These thrusts were to establish airfields on Kiriwina and Woodlark islands, located between the mainland of New Guinea and New Britain; to take Lae, Salamaua, Finschhafen and Madang on the mainland of New Guinea, and Cape Gloucester on the western tip of New Britain; and to take the southern part of Bougainville in the Solomon islands chain.

On 30 June the Allies launched simultaneous attacks in New Guinea and on New Georgia in the Solomons. The ‘Toenails’ landing on New Georgia, under Halsey, proved troublesome because of the presence of a large Japanese garrison and the rugged landscape. The New Guinea Force, under the Australian command of Blamey, was assigned responsibility for the eastward thrusts on the mainland of New Guinea. The 6th Army was to take Kiriwina and Woodlark in ‘Chronicle’ and Cape Gloucester in ‘Backhander’. The land forces would be supported by Allied air units (Allied Air Forces and US 5th Army Air Force) under the command of Kenney and naval units (South-West Pacific Force, later renamed the US 7th Fleet, and Allied Naval Forces, South-West Pacific Area) under Carpender.

The campaign stretched into 1944 and revealed the overall effectiveness of a strategy which ignored major concentrations of the Japanese forces and instead aimed at cutting the Japanese lines of communication. While ‘Cartwheel’ was still being implemented, the Joint Chiefs-of-Staff met with President Franklin D. Roosevelt and Prime Minister Winston Churchill at the ‘Quadrant’ conference in Quebec during August 1943. The conference then agreed that Rabaul should be bypassed and isolated rather than captured, the US forces then passing straight to the capture of Kavieng on New Ireland.

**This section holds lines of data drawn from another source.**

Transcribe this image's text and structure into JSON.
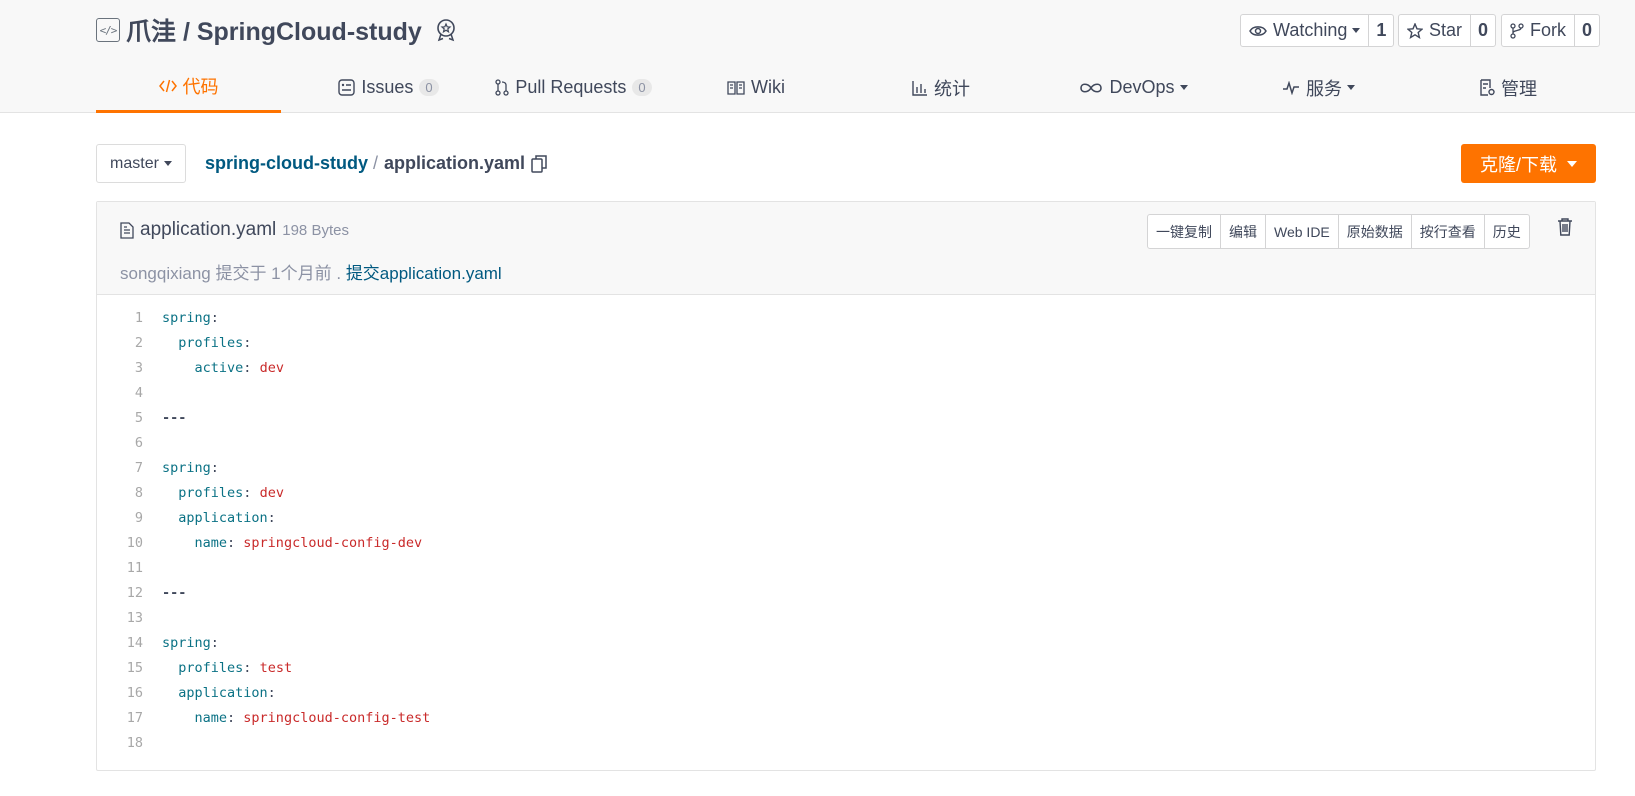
{
  "repo": {
    "title": "爪洼 / SpringCloud-study",
    "watch_label": "Watching",
    "watch_count": "1",
    "star_label": "Star",
    "star_count": "0",
    "fork_label": "Fork",
    "fork_count": "0"
  },
  "tabs": [
    {
      "label": "代码",
      "icon": "code-icon",
      "active": true
    },
    {
      "label": "Issues",
      "count": "0",
      "icon": "issues-icon"
    },
    {
      "label": "Pull Requests",
      "count": "0",
      "icon": "pull-request-icon"
    },
    {
      "label": "Wiki",
      "icon": "book-icon"
    },
    {
      "label": "统计",
      "icon": "bar-chart-icon"
    },
    {
      "label": "DevOps",
      "icon": "infinity-icon"
    },
    {
      "label": "服务",
      "icon": "pulse-icon"
    },
    {
      "label": "管理",
      "icon": "settings-doc-icon"
    }
  ],
  "toolbar": {
    "branch": "master",
    "path_root": "spring-cloud-study",
    "path_sep": "/",
    "path_file": "application.yaml",
    "clone_label": "克隆/下载"
  },
  "file": {
    "name": "application.yaml",
    "size": "198 Bytes",
    "commit_prefix": "songqixiang 提交于 1个月前 . ",
    "commit_message": "提交application.yaml",
    "buttons": [
      "一键复制",
      "编辑",
      "Web IDE",
      "原始数据",
      "按行查看",
      "历史"
    ]
  },
  "code_lines": [
    {
      "n": "1",
      "t": "spring:"
    },
    {
      "n": "2",
      "t": "  profiles:"
    },
    {
      "n": "3",
      "t": "    active: dev"
    },
    {
      "n": "4",
      "t": ""
    },
    {
      "n": "5",
      "t": "---"
    },
    {
      "n": "6",
      "t": ""
    },
    {
      "n": "7",
      "t": "spring:"
    },
    {
      "n": "8",
      "t": "  profiles: dev"
    },
    {
      "n": "9",
      "t": "  application:"
    },
    {
      "n": "10",
      "t": "    name: springcloud-config-dev"
    },
    {
      "n": "11",
      "t": ""
    },
    {
      "n": "12",
      "t": "---"
    },
    {
      "n": "13",
      "t": ""
    },
    {
      "n": "14",
      "t": "spring:"
    },
    {
      "n": "15",
      "t": "  profiles: test"
    },
    {
      "n": "16",
      "t": "  application:"
    },
    {
      "n": "17",
      "t": "    name: springcloud-config-test"
    },
    {
      "n": "18",
      "t": ""
    }
  ],
  "colors": {
    "accent": "#fe7300",
    "link": "#005980",
    "key": "#0b7285",
    "value": "#c92a2a"
  }
}
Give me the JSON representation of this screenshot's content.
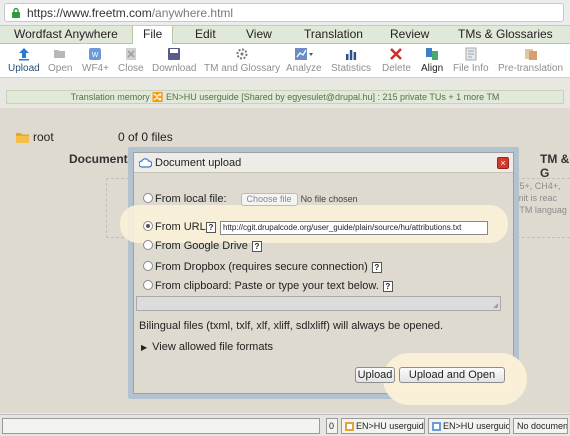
{
  "browser": {
    "url_host": "https://www.freetm.com",
    "url_path": "/anywhere.html"
  },
  "menu": {
    "items": [
      "Wordfast Anywhere",
      "File",
      "Edit",
      "View",
      "Translation",
      "Review",
      "TMs & Glossaries"
    ],
    "active": "File"
  },
  "toolbar": {
    "items": [
      "Upload",
      "Open",
      "WF4+",
      "Close",
      "Download",
      "TM and Glossary",
      "Analyze",
      "Statistics",
      "Delete",
      "Align",
      "File Info",
      "Pre-translation"
    ]
  },
  "infobar": {
    "text": "Translation memory 🔀 EN>HU userguide [Shared by egyesulet@drupal.hu] : 215 private TUs + 1 more TM"
  },
  "files": {
    "root_label": "root",
    "count_text": "0 of 0 files",
    "col_document": "Document",
    "col_tm": "TM & G",
    "side_note": [
      "3.5+, CH4+,",
      "limit is reac",
      "e TM languag"
    ]
  },
  "dialog": {
    "title": "Document upload",
    "close": "×",
    "options": {
      "local": "From local file:",
      "choose_file": "Choose file",
      "no_file": "No file chosen",
      "url": "From URL:",
      "url_value": "http://cgit.drupalcode.org/user_guide/plain/source/hu/attributions.txt",
      "gdrive": "From Google Drive",
      "dropbox": "From Dropbox (requires secure connection)",
      "clipboard": "From clipboard: Paste or type your text below."
    },
    "help_glyph": "?",
    "bilingual_note": "Bilingual files (txml, txlf, xlf, xliff, sdlxliff) will always be opened.",
    "allowed_formats": "View allowed file formats",
    "upload_label": "Upload",
    "upload_open_label": "Upload and Open"
  },
  "statusbar": {
    "zero": "0",
    "tm1": "EN>HU userguide",
    "tm2": "EN>HU userguide",
    "no_document": "No document"
  },
  "colors": {
    "menu_bg": "#dfe8d9",
    "dialog_close": "#d33a2c",
    "highlight": "#fbf1d8"
  }
}
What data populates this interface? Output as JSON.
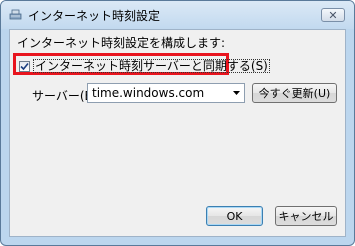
{
  "window": {
    "title": "インターネット時刻設定",
    "close_glyph": "✕"
  },
  "content": {
    "heading": "インターネット時刻設定を構成します:",
    "sync_checkbox": {
      "label": "インターネット時刻サーバーと同期する(S)",
      "checked": true
    },
    "server": {
      "label": "サーバー(E):",
      "value": "time.windows.com"
    },
    "update_button": "今すぐ更新(U)"
  },
  "footer": {
    "ok_label": "OK",
    "cancel_label": "キャンセル"
  },
  "colors": {
    "highlight": "#e8141e",
    "title_bar": "#c2d9ef"
  }
}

Soon after this it was decided also to bypass Kavieng.

MacArthur initially objected to the bypassing rather than seizure of Rabaul, but this meant that the ‘Elkton’ plan had in fact been achieved, and after ‘Michaelmas’ MacArthur moved to his ‘Reno’ plan for a westward advance along the north coast of New Guinea as the next step in his longer-term objective of a landing on Mindanao island as the first step in the reconquest of the Philippine islands group.

The ‘Cartwheel’ campaign, which ended early in 1944, showed the overall superiority of strategic thinking which allowed the Allied forces to avoid major concentrations of Japanese strength and instead concentrate on cutting the Japanese lines of communication. As such, it proved to be the decisive campaign of the Pacific War, breaking Japanese air power while pinning down the Japanese Navy until the massive expansion of the US Navy got fully under way with the commissioning of large numbers of new and superior ships late in 1943.